Among the lines of the records, count those containing the word "JSON", then give the number alone.

• • • •

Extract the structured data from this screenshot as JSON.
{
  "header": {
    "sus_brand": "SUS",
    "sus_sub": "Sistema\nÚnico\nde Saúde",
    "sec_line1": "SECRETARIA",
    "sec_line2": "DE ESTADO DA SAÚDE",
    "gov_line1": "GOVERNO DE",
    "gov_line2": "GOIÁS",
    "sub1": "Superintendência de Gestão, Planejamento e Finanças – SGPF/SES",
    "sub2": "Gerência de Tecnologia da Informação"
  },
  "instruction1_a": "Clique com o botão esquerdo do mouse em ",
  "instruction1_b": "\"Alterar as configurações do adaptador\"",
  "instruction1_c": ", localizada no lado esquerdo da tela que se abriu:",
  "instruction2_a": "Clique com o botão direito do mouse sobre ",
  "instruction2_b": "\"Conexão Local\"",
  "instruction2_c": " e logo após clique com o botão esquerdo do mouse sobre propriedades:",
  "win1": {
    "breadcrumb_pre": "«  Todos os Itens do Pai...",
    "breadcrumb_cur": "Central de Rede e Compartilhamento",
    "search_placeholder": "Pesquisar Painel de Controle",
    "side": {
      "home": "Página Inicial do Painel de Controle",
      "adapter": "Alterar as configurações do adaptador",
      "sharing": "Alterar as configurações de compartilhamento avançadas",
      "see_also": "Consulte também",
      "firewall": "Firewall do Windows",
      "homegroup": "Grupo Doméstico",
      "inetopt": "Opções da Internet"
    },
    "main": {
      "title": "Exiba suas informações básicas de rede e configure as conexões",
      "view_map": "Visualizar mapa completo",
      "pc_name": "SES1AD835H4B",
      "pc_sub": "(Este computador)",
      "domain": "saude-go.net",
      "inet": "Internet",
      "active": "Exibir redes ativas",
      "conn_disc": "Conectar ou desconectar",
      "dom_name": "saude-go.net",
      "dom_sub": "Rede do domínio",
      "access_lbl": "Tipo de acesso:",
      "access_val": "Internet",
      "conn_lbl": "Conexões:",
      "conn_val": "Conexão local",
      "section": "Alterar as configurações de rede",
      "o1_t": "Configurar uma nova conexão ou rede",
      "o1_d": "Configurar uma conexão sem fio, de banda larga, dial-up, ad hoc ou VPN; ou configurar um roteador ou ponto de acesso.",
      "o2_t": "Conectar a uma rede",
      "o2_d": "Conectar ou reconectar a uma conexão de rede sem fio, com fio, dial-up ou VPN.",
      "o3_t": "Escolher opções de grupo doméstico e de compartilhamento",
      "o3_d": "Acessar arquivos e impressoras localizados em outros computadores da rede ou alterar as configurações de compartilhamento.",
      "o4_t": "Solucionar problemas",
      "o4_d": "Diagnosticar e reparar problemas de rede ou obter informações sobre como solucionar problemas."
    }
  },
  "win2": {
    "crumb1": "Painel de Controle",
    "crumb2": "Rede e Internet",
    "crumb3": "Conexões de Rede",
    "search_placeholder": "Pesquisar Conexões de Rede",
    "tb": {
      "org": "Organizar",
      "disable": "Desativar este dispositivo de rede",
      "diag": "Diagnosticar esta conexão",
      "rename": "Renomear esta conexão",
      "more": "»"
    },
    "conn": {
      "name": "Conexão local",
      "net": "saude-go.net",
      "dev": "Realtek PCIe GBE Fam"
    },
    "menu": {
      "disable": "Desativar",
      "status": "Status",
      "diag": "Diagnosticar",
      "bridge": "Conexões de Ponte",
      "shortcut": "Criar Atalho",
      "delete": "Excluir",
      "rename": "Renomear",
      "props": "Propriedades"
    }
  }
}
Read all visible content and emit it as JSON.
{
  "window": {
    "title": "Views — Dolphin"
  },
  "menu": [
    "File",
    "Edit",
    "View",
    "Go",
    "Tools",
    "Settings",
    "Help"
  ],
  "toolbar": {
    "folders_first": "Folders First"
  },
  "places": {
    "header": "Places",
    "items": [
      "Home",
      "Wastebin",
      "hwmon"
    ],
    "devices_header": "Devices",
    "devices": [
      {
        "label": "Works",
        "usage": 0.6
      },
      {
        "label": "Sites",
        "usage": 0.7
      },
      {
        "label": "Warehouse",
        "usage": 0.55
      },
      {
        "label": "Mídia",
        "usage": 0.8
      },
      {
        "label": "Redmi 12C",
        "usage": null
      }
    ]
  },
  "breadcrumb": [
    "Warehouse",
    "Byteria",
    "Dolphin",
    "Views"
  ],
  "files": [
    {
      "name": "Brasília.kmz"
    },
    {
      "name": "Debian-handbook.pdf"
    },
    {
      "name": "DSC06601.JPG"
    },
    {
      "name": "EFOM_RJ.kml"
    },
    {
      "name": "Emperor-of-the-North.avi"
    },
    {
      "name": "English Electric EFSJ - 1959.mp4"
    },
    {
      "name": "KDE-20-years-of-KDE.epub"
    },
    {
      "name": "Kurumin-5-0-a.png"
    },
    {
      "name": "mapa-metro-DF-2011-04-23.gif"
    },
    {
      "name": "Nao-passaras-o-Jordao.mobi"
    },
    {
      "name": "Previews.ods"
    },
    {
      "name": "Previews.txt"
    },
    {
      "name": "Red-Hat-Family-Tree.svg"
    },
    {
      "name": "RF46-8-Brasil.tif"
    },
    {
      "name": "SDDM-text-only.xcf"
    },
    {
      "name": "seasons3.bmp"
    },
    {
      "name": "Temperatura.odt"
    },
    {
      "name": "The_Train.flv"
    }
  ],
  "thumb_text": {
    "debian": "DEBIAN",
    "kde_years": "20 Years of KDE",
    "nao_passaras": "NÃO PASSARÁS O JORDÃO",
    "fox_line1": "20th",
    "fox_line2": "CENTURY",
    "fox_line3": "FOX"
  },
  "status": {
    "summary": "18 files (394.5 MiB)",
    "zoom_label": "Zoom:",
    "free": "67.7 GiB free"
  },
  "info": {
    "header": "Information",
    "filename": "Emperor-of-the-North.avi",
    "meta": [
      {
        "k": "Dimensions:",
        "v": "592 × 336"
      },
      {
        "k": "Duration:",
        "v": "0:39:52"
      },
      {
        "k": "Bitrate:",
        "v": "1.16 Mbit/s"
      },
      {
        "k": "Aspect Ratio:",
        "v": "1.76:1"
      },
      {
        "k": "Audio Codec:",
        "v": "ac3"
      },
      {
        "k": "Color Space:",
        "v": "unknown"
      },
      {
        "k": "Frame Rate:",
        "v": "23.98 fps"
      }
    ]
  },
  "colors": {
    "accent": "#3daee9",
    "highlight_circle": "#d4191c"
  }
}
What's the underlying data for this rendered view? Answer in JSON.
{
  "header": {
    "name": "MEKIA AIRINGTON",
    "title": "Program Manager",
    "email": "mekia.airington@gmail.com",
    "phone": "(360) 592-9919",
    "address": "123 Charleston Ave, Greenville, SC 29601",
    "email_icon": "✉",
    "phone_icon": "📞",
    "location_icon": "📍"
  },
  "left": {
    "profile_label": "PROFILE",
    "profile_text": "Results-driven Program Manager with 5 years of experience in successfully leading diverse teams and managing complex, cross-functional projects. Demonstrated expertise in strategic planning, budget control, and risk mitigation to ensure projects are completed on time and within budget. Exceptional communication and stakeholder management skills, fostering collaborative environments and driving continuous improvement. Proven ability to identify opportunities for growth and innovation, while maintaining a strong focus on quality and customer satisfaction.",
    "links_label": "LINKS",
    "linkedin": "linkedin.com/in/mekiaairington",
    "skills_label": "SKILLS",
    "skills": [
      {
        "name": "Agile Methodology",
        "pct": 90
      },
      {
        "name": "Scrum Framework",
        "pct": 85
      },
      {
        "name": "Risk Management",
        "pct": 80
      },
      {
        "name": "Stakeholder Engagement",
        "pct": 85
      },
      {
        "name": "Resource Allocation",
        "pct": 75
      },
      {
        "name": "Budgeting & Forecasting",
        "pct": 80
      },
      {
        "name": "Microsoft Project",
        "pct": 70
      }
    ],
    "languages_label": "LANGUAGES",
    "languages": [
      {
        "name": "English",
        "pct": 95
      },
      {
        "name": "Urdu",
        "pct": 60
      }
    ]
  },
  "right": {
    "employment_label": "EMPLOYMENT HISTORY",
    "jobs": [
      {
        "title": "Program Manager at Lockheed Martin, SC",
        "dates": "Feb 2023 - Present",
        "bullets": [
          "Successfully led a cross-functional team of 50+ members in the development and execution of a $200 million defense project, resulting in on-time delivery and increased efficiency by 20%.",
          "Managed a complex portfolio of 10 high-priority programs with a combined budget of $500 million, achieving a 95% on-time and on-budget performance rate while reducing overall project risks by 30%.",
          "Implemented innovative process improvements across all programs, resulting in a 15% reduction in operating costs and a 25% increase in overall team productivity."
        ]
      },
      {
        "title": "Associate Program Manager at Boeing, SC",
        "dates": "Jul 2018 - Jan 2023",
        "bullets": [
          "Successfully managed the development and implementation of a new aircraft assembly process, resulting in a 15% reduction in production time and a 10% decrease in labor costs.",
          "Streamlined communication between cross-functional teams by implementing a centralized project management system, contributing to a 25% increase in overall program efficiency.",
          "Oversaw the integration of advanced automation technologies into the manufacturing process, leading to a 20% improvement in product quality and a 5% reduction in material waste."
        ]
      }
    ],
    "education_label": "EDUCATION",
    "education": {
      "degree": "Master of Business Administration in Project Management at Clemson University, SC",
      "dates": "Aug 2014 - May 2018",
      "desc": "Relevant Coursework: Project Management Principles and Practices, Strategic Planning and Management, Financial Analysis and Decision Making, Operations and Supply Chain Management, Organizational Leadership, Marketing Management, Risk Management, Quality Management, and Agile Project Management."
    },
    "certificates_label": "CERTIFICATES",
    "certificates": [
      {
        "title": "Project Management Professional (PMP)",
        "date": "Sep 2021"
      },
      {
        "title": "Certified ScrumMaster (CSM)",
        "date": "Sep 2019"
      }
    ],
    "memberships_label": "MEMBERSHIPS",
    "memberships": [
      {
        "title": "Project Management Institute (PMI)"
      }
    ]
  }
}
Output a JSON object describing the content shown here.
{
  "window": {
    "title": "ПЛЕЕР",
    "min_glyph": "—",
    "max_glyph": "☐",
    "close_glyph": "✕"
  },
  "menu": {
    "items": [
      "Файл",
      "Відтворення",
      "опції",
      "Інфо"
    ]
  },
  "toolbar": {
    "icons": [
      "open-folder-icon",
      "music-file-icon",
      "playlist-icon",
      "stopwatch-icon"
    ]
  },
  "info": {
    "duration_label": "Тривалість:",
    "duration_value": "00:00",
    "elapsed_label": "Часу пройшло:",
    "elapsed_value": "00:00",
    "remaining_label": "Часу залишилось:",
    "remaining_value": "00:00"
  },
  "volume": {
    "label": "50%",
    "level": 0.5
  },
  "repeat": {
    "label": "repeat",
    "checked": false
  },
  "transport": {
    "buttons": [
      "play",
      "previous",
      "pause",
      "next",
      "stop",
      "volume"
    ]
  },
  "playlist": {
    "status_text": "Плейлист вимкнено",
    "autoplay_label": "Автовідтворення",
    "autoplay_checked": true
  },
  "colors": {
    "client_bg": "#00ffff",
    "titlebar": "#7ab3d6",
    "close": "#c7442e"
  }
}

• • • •

## RESULT BELOW
4